Data records for software interfaces:
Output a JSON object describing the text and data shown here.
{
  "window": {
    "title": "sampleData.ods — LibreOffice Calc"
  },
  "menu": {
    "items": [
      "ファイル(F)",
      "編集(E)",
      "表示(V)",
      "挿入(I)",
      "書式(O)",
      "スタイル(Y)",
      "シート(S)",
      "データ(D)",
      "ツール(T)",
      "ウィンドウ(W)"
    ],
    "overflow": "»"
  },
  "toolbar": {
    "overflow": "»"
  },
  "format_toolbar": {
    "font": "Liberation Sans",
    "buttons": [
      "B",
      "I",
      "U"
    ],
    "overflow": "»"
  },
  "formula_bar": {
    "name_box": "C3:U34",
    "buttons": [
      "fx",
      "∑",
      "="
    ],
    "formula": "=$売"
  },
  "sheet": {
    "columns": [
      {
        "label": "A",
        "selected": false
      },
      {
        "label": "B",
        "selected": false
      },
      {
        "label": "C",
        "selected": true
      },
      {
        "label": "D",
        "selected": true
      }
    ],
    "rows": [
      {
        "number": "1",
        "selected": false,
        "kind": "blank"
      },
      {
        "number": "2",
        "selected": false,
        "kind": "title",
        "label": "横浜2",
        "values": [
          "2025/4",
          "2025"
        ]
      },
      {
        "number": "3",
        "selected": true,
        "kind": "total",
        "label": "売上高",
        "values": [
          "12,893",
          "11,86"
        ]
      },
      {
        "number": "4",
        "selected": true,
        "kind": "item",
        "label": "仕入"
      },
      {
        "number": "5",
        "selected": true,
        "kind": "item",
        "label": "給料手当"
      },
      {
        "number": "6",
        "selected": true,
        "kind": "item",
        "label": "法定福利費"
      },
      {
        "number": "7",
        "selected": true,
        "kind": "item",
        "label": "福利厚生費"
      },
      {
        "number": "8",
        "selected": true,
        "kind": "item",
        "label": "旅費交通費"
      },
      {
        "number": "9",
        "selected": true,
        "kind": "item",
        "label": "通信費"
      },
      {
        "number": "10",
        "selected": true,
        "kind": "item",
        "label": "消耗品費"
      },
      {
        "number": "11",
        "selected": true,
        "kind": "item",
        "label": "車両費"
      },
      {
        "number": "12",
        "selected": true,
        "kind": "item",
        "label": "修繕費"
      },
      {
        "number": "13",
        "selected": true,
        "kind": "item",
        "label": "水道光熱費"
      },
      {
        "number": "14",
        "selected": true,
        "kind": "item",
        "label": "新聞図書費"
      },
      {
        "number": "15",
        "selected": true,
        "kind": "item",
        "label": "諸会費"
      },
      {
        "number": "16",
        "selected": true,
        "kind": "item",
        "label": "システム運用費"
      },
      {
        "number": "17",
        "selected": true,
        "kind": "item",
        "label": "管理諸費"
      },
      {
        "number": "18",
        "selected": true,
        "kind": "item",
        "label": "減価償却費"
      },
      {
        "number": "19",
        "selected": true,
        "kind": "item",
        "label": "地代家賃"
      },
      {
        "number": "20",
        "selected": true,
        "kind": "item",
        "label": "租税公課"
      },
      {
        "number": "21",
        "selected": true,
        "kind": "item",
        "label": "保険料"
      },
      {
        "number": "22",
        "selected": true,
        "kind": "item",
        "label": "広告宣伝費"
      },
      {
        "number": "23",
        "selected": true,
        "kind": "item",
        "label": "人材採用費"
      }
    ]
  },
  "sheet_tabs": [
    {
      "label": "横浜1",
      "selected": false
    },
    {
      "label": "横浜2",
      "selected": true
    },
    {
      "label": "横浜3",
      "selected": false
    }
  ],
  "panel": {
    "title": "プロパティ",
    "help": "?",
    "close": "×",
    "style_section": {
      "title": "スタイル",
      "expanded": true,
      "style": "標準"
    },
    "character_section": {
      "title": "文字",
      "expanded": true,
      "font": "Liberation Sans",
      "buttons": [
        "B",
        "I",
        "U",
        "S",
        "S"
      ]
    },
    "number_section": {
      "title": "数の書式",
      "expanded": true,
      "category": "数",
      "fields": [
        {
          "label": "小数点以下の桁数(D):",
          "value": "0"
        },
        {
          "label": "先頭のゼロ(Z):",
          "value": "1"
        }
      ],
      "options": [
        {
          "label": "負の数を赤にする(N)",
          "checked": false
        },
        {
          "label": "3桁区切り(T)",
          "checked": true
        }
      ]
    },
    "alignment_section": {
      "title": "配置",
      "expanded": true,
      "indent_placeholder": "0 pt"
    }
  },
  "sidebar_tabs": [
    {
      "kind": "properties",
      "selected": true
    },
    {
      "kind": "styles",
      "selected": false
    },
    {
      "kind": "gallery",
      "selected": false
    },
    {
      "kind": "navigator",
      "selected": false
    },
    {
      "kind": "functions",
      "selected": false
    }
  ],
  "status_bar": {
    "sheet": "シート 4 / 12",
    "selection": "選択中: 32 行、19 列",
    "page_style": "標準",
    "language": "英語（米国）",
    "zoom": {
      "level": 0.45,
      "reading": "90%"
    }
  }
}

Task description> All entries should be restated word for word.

Answer space>
Output a JSON object describing the text and data shown here.
{
  "window": {
    "title": "sampleData.ods — LibreOffice Calc"
  },
  "menu": {
    "items": [
      "ファイル(F)",
      "編集(E)",
      "表示(V)",
      "挿入(I)",
      "書式(O)",
      "スタイル(Y)",
      "シート(S)",
      "データ(D)",
      "ツール(T)",
      "ウィンドウ(W)"
    ],
    "overflow": "»"
  },
  "toolbar": {
    "overflow": "»"
  },
  "format_toolbar": {
    "font": "Liberation Sans",
    "buttons": [
      "B",
      "I",
      "U"
    ],
    "overflow": "»"
  },
  "formula_bar": {
    "name_box": "C3:U34",
    "buttons": [
      "fx",
      "∑",
      "="
    ],
    "formula": "=$売"
  },
  "sheet": {
    "columns": [
      {
        "label": "A",
        "selected": false
      },
      {
        "label": "B",
        "selected": false
      },
      {
        "label": "C",
        "selected": true
      },
      {
        "label": "D",
        "selected": true
      }
    ],
    "rows": [
      {
        "number": "1",
        "selected": false,
        "kind": "blank"
      },
      {
        "number": "2",
        "selected": false,
        "kind": "title",
        "label": "横浜2",
        "values": [
          "2025/4",
          "2025"
        ]
      },
      {
        "number": "3",
        "selected": true,
        "kind": "total",
        "label": "売上高",
        "values": [
          "12,893",
          "11,86"
        ]
      },
      {
        "number": "4",
        "selected": true,
        "kind": "item",
        "label": "仕入"
      },
      {
        "number": "5",
        "selected": true,
        "kind": "item",
        "label": "給料手当"
      },
      {
        "number": "6",
        "selected": true,
        "kind": "item",
        "label": "法定福利費"
      },
      {
        "number": "7",
        "selected": true,
        "kind": "item",
        "label": "福利厚生費"
      },
      {
        "number": "8",
        "selected": true,
        "kind": "item",
        "label": "旅費交通費"
      },
      {
        "number": "9",
        "selected": true,
        "kind": "item",
        "label": "通信費"
      },
      {
        "number": "10",
        "selected": true,
        "kind": "item",
        "label": "消耗品費"
      },
      {
        "number": "11",
        "selected": true,
        "kind": "item",
        "label": "車両費"
      },
      {
        "number": "12",
        "selected": true,
        "kind": "item",
        "label": "修繕費"
      },
      {
        "number": "13",
        "selected": true,
        "kind": "item",
        "label": "水道光熱費"
      },
      {
        "number": "14",
        "selected": true,
        "kind": "item",
        "label": "新聞図書費"
      },
      {
        "number": "15",
        "selected": true,
        "kind": "item",
        "label": "諸会費"
      },
      {
        "number": "16",
        "selected": true,
        "kind": "item",
        "label": "システム運用費"
      },
      {
        "number": "17",
        "selected": true,
        "kind": "item",
        "label": "管理諸費"
      },
      {
        "number": "18",
        "selected": true,
        "kind": "item",
        "label": "減価償却費"
      },
      {
        "number": "19",
        "selected": true,
        "kind": "item",
        "label": "地代家賃"
      },
      {
        "number": "20",
        "selected": true,
        "kind": "item",
        "label": "租税公課"
      },
      {
        "number": "21",
        "selected": true,
        "kind": "item",
        "label": "保険料"
      },
      {
        "number": "22",
        "selected": true,
        "kind": "item",
        "label": "広告宣伝費"
      },
      {
        "number": "23",
        "selected": true,
        "kind": "item",
        "label": "人材採用費"
      }
    ]
  },
  "sheet_tabs": [
    {
      "label": "横浜1",
      "selected": false
    },
    {
      "label": "横浜2",
      "selected": true
    },
    {
      "label": "横浜3",
      "selected": false
    }
  ],
  "panel": {
    "title": "プロパティ",
    "help": "?",
    "close": "×",
    "style_section": {
      "title": "スタイル",
      "expanded": true,
      "style": "標準"
    },
    "character_section": {
      "title": "文字",
      "expanded": true,
      "font": "Liberation Sans",
      "buttons": [
        "B",
        "I",
        "U",
        "S",
        "S"
      ]
    },
    "number_section": {
      "title": "数の書式",
      "expanded": true,
      "category": "数",
      "fields": [
        {
          "label": "小数点以下の桁数(D):",
          "value": "0"
        },
        {
          "label": "先頭のゼロ(Z):",
          "value": "1"
        }
      ],
      "options": [
        {
          "label": "負の数を赤にする(N)",
          "checked": false
        },
        {
          "label": "3桁区切り(T)",
          "checked": true
        }
      ]
    },
    "alignment_section": {
      "title": "配置",
      "expanded": true,
      "indent_placeholder": "0 pt"
    }
  },
  "sidebar_tabs": [
    {
      "kind": "properties",
      "selected": true
    },
    {
      "kind": "styles",
      "selected": false
    },
    {
      "kind": "gallery",
      "selected": false
    },
    {
      "kind": "navigator",
      "selected": false
    },
    {
      "kind": "functions",
      "selected": false
    }
  ],
  "status_bar": {
    "sheet": "シート 4 / 12",
    "selection": "選択中: 32 行、19 列",
    "page_style": "標準",
    "language": "英語（米国）",
    "zoom": {
      "level": 0.45,
      "reading": "90%"
    }
  }
}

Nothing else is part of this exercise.